Realising this must be a “subconscious construct induced by severe cranial trauma”, she stumbles: “No, no, no. This happened to him, it can’t happen to me.”

THE tabloid spin has started already, along with the first TV teaser trails.
Ashes To Ashes: Dust To Dust was just one headline this morning.
Gene Hunt is being killed off, it claimed, by the man who plays him, Philip Glenister.
A classic case of a story written to fit the headline.
What Phil actually said at Tuesday’s press launch was that he thought the new BBC1 drama – set in 1981 – would be the last time shift for Gene.
As things stand, he probably couldn’t see The Guv in any follow up drama set in the 1990s, or before the 1973 of Life On Mars.
But no mention whatsoever of killing Gene off.
Plans are already in place for a second series of Ashes To Ashes, which would begin filming later this year.
But although the cast are “optioned” for a second series, it has yet to be given the green light.
That depends – as is normal practice these days – on ratings for the first series, which is now confirmed as starting in the week beginning Monday Feb 4.

THE first screening of Ashes To Ashes tonight and a nervous moment for Life On Mars fans.
Could the spin-off series possibly live up to what has gone before?
Twenty minutes in and I still wasn’t sure.
But as DI Alex Drake (Keeley Hawes) walked into Luigi’s Wine Bar – the new Railway Arms – it suddenly all fell into place.
And by the end of the first episode there was a broad smile on my face, a warm glow in my heart and a sudden urge to order a case of Asti Spumante.
Ashes To Ashes is terrific.
Arriving on BBC1 next month, the eight-part series sees DCI Gene Hunt (Philip Glenister) transferred from Manchester to London.
The time shift from 1973 to 1981 opens up a whole new world, with old school cop Gene frustrated in an era of policing where he’s not seen as part of the future.
As fans will know, Alex was Sam Tyler’s (John Simm) psychologist in 2007 and finds herself back in 1981 after being shot in the head.
Having previously documented Sam’s journey to 1973, she thinks she knows exactly who Gene, Ray and Chris are – figments of her imagination.

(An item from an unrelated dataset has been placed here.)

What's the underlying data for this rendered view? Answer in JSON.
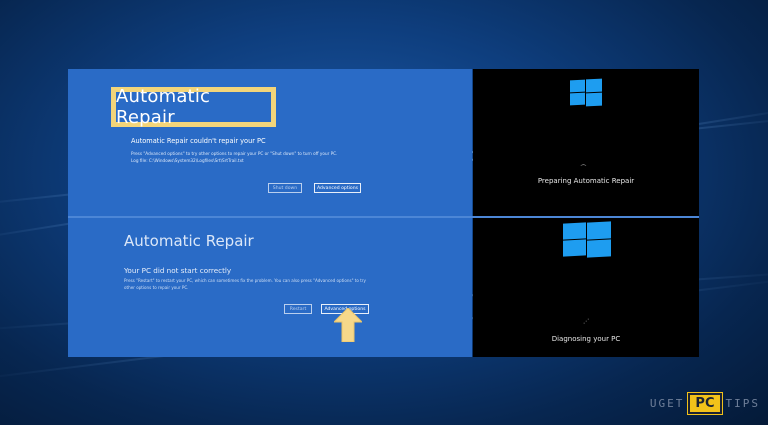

JUST returned from interviews with Philip Glenister and Keeley Hawes ahead of the launch of Ashes To Ashes.
Due to the embargo on publication, and as with the set visit interviews last year, I still can’t reveal any of the content.
But I’m glad to say that unlike the rain pouring down outside the interview room, the outlook for A2A looks very bright indeed.
There shouldn’t be too long to wait now.
TV schedules can often be compared to shifting sands.